**Action item**
Set the entries down once more, exactly as they are worded.

Stored items
***

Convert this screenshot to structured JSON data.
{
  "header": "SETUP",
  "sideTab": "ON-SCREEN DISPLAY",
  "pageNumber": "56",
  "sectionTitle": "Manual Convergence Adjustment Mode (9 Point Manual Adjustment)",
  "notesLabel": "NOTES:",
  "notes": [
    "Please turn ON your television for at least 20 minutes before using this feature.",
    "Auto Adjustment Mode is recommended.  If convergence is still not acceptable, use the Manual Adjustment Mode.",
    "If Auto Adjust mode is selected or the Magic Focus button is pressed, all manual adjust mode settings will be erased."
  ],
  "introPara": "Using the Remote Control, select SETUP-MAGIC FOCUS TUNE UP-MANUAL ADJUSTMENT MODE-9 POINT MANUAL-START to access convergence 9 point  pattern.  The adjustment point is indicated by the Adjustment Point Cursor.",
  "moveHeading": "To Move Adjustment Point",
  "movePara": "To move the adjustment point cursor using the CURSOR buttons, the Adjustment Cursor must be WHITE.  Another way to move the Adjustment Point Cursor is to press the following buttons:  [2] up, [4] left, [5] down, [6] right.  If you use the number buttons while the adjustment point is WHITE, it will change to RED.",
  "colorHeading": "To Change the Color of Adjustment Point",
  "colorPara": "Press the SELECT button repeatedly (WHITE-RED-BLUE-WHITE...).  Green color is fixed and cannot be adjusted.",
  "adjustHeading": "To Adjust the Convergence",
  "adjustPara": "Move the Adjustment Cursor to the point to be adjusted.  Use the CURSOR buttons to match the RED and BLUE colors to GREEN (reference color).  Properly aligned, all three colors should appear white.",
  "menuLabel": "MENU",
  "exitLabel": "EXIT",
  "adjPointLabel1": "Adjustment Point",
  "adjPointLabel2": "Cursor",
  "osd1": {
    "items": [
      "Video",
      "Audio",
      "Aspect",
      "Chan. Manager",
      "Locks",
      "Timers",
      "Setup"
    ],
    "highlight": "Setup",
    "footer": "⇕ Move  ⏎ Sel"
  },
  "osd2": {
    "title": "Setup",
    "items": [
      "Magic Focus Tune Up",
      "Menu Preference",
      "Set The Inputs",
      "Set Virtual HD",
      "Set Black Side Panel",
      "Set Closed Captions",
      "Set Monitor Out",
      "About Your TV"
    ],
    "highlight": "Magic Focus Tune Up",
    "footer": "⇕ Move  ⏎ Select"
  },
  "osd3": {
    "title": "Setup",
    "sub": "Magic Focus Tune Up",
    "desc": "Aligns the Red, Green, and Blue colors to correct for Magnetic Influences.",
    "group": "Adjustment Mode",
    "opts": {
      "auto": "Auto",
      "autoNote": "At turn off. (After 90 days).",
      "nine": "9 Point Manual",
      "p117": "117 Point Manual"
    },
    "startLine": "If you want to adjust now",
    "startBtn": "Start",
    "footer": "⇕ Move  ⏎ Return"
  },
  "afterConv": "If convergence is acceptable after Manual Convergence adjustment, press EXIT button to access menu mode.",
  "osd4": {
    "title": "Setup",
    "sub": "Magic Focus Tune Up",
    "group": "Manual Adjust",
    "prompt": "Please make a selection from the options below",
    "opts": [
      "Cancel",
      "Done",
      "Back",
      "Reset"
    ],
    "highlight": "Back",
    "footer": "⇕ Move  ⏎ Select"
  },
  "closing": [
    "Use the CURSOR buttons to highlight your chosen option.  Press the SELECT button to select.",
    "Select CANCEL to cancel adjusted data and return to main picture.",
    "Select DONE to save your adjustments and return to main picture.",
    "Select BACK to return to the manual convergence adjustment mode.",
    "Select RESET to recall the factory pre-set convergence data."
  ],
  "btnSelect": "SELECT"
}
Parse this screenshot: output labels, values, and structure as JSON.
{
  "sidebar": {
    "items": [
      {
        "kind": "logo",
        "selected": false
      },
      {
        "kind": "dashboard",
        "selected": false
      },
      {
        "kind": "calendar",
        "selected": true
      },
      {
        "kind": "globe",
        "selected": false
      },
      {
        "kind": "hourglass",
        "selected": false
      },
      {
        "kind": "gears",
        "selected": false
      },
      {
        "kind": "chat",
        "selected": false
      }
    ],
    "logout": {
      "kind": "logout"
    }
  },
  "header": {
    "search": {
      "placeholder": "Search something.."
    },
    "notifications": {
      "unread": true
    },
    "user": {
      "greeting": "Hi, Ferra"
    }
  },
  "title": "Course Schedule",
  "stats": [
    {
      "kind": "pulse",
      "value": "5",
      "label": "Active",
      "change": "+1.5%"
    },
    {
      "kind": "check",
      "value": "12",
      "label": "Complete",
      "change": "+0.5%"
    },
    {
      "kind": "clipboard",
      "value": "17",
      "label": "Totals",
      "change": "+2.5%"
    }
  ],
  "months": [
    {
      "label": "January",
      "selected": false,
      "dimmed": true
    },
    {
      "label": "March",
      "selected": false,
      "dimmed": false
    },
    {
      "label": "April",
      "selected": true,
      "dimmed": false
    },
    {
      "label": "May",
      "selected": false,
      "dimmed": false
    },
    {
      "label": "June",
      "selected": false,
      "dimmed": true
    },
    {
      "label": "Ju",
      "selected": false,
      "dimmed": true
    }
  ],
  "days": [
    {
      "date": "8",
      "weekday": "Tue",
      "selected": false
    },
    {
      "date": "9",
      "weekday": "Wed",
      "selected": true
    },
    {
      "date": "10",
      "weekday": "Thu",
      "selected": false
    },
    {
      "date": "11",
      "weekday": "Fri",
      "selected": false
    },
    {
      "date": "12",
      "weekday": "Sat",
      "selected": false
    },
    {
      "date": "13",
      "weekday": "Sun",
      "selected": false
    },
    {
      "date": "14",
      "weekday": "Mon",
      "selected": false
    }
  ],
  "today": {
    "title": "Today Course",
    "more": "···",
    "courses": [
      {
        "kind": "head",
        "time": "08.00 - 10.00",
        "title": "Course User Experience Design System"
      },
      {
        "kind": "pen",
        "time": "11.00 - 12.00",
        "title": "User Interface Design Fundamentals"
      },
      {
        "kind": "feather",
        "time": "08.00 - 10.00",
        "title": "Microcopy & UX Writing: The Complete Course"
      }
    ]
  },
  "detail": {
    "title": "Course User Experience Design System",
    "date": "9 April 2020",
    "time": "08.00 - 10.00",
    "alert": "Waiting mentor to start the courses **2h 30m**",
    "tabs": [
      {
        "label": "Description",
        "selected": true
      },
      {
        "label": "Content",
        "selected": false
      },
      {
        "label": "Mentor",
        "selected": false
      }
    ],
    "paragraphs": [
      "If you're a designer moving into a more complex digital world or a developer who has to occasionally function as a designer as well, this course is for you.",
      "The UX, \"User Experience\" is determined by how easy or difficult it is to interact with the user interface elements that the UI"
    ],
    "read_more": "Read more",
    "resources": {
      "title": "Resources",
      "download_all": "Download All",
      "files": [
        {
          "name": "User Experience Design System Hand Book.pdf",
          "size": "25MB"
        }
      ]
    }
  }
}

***

**Exercise solution**
Convert this screenshot to structured JSON data.
{
  "header": "SETUP",
  "sideTab": "ON-SCREEN DISPLAY",
  "pageNumber": "56",
  "sectionTitle": "Manual Convergence Adjustment Mode (9 Point Manual Adjustment)",
  "notesLabel": "NOTES:",
  "notes": [
    "Please turn ON your television for at least 20 minutes before using this feature.",
    "Auto Adjustment Mode is recommended.  If convergence is still not acceptable, use the Manual Adjustment Mode.",
    "If Auto Adjust mode is selected or the Magic Focus button is pressed, all manual adjust mode settings will be erased."
  ],
  "introPara": "Using the Remote Control, select SETUP-MAGIC FOCUS TUNE UP-MANUAL ADJUSTMENT MODE-9 POINT MANUAL-START to access convergence 9 point  pattern.  The adjustment point is indicated by the Adjustment Point Cursor.",
  "moveHeading": "To Move Adjustment Point",
  "movePara": "To move the adjustment point cursor using the CURSOR buttons, the Adjustment Cursor must be WHITE.  Another way to move the Adjustment Point Cursor is to press the following buttons:  [2] up, [4] left, [5] down, [6] right.  If you use the number buttons while the adjustment point is WHITE, it will change to RED.",
  "colorHeading": "To Change the Color of Adjustment Point",
  "colorPara": "Press the SELECT button repeatedly (WHITE-RED-BLUE-WHITE...).  Green color is fixed and cannot be adjusted.",
  "adjustHeading": "To Adjust the Convergence",
  "adjustPara": "Move the Adjustment Cursor to the point to be adjusted.  Use the CURSOR buttons to match the RED and BLUE colors to GREEN (reference color).  Properly aligned, all three colors should appear white.",
  "menuLabel": "MENU",
  "exitLabel": "EXIT",
  "adjPointLabel1": "Adjustment Point",
  "adjPointLabel2": "Cursor",
  "osd1": {
    "items": [
      "Video",
      "Audio",
      "Aspect",
      "Chan. Manager",
      "Locks",
      "Timers",
      "Setup"
    ],
    "highlight": "Setup",
    "footer": "⇕ Move  ⏎ Sel"
  },
  "osd2": {
    "title": "Setup",
    "items": [
      "Magic Focus Tune Up",
      "Menu Preference",
      "Set The Inputs",
      "Set Virtual HD",
      "Set Black Side Panel",
      "Set Closed Captions",
      "Set Monitor Out",
      "About Your TV"
    ],
    "highlight": "Magic Focus Tune Up",
    "footer": "⇕ Move  ⏎ Select"
  },
  "osd3": {
    "title": "Setup",
    "sub": "Magic Focus Tune Up",
    "desc": "Aligns the Red, Green, and Blue colors to correct for Magnetic Influences.",
    "group": "Adjustment Mode",
    "opts": {
      "auto": "Auto",
      "autoNote": "At turn off. (After 90 days).",
      "nine": "9 Point Manual",
      "p117": "117 Point Manual"
    },
    "startLine": "If you want to adjust now",
    "startBtn": "Start",
    "footer": "⇕ Move  ⏎ Return"
  },
  "afterConv": "If convergence is acceptable after Manual Convergence adjustment, press EXIT button to access menu mode.",
  "osd4": {
    "title": "Setup",
    "sub": "Magic Focus Tune Up",
    "group": "Manual Adjust",
    "prompt": "Please make a selection from the options below",
    "opts": [
      "Cancel",
      "Done",
      "Back",
      "Reset"
    ],
    "highlight": "Back",
    "footer": "⇕ Move  ⏎ Select"
  },
  "closing": [
    "Use the CURSOR buttons to highlight your chosen option.  Press the SELECT button to select.",
    "Select CANCEL to cancel adjusted data and return to main picture.",
    "Select DONE to save your adjustments and return to main picture.",
    "Select BACK to return to the manual convergence adjustment mode.",
    "Select RESET to recall the factory pre-set convergence data."
  ],
  "btnSelect": "SELECT"
}
Parse this screenshot: output labels, values, and structure as JSON.
{
  "sidebar": {
    "items": [
      {
        "kind": "logo",
        "selected": false
      },
      {
        "kind": "dashboard",
        "selected": false
      },
      {
        "kind": "calendar",
        "selected": true
      },
      {
        "kind": "globe",
        "selected": false
      },
      {
        "kind": "hourglass",
        "selected": false
      },
      {
        "kind": "gears",
        "selected": false
      },
      {
        "kind": "chat",
        "selected": false
      }
    ],
    "logout": {
      "kind": "logout"
    }
  },
  "header": {
    "search": {
      "placeholder": "Search something.."
    },
    "notifications": {
      "unread": true
    },
    "user": {
      "greeting": "Hi, Ferra"
    }
  },
  "title": "Course Schedule",
  "stats": [
    {
      "kind": "pulse",
      "value": "5",
      "label": "Active",
      "change": "+1.5%"
    },
    {
      "kind": "check",
      "value": "12",
      "label": "Complete",
      "change": "+0.5%"
    },
    {
      "kind": "clipboard",
      "value": "17",
      "label": "Totals",
      "change": "+2.5%"
    }
  ],
  "months": [
    {
      "label": "January",
      "selected": false,
      "dimmed": true
    },
    {
      "label": "March",
      "selected": false,
      "dimmed": false
    },
    {
      "label": "April",
      "selected": true,
      "dimmed": false
    },
    {
      "label": "May",
      "selected": false,
      "dimmed": false
    },
    {
      "label": "June",
      "selected": false,
      "dimmed": true
    },
    {
      "label": "Ju",
      "selected": false,
      "dimmed": true
    }
  ],
  "days": [
    {
      "date": "8",
      "weekday": "Tue",
      "selected": false
    },
    {
      "date": "9",
      "weekday": "Wed",
      "selected": true
    },
    {
      "date": "10",
      "weekday": "Thu",
      "selected": false
    },
    {
      "date": "11",
      "weekday": "Fri",
      "selected": false
    },
    {
      "date": "12",
      "weekday": "Sat",
      "selected": false
    },
    {
      "date": "13",
      "weekday": "Sun",
      "selected": false
    },
    {
      "date": "14",
      "weekday": "Mon",
      "selected": false
    }
  ],
  "today": {
    "title": "Today Course",
    "more": "···",
    "courses": [
      {
        "kind": "head",
        "time": "08.00 - 10.00",
        "title": "Course User Experience Design System"
      },
      {
        "kind": "pen",
        "time": "11.00 - 12.00",
        "title": "User Interface Design Fundamentals"
      },
      {
        "kind": "feather",
        "time": "08.00 - 10.00",
        "title": "Microcopy & UX Writing: The Complete Course"
      }
    ]
  },
  "detail": {
    "title": "Course User Experience Design System",
    "date": "9 April 2020",
    "time": "08.00 - 10.00",
    "alert": "Waiting mentor to start the courses **2h 30m**",
    "tabs": [
      {
        "label": "Description",
        "selected": true
      },
      {
        "label": "Content",
        "selected": false
      },
      {
        "label": "Mentor",
        "selected": false
      }
    ],
    "paragraphs": [
      "If you're a designer moving into a more complex digital world or a developer who has to occasionally function as a designer as well, this course is for you.",
      "The UX, \"User Experience\" is determined by how easy or difficult it is to interact with the user interface elements that the UI"
    ],
    "read_more": "Read more",
    "resources": {
      "title": "Resources",
      "download_all": "Download All",
      "files": [
        {
          "name": "User Experience Design System Hand Book.pdf",
          "size": "25MB"
        }
      ]
    }
  }
}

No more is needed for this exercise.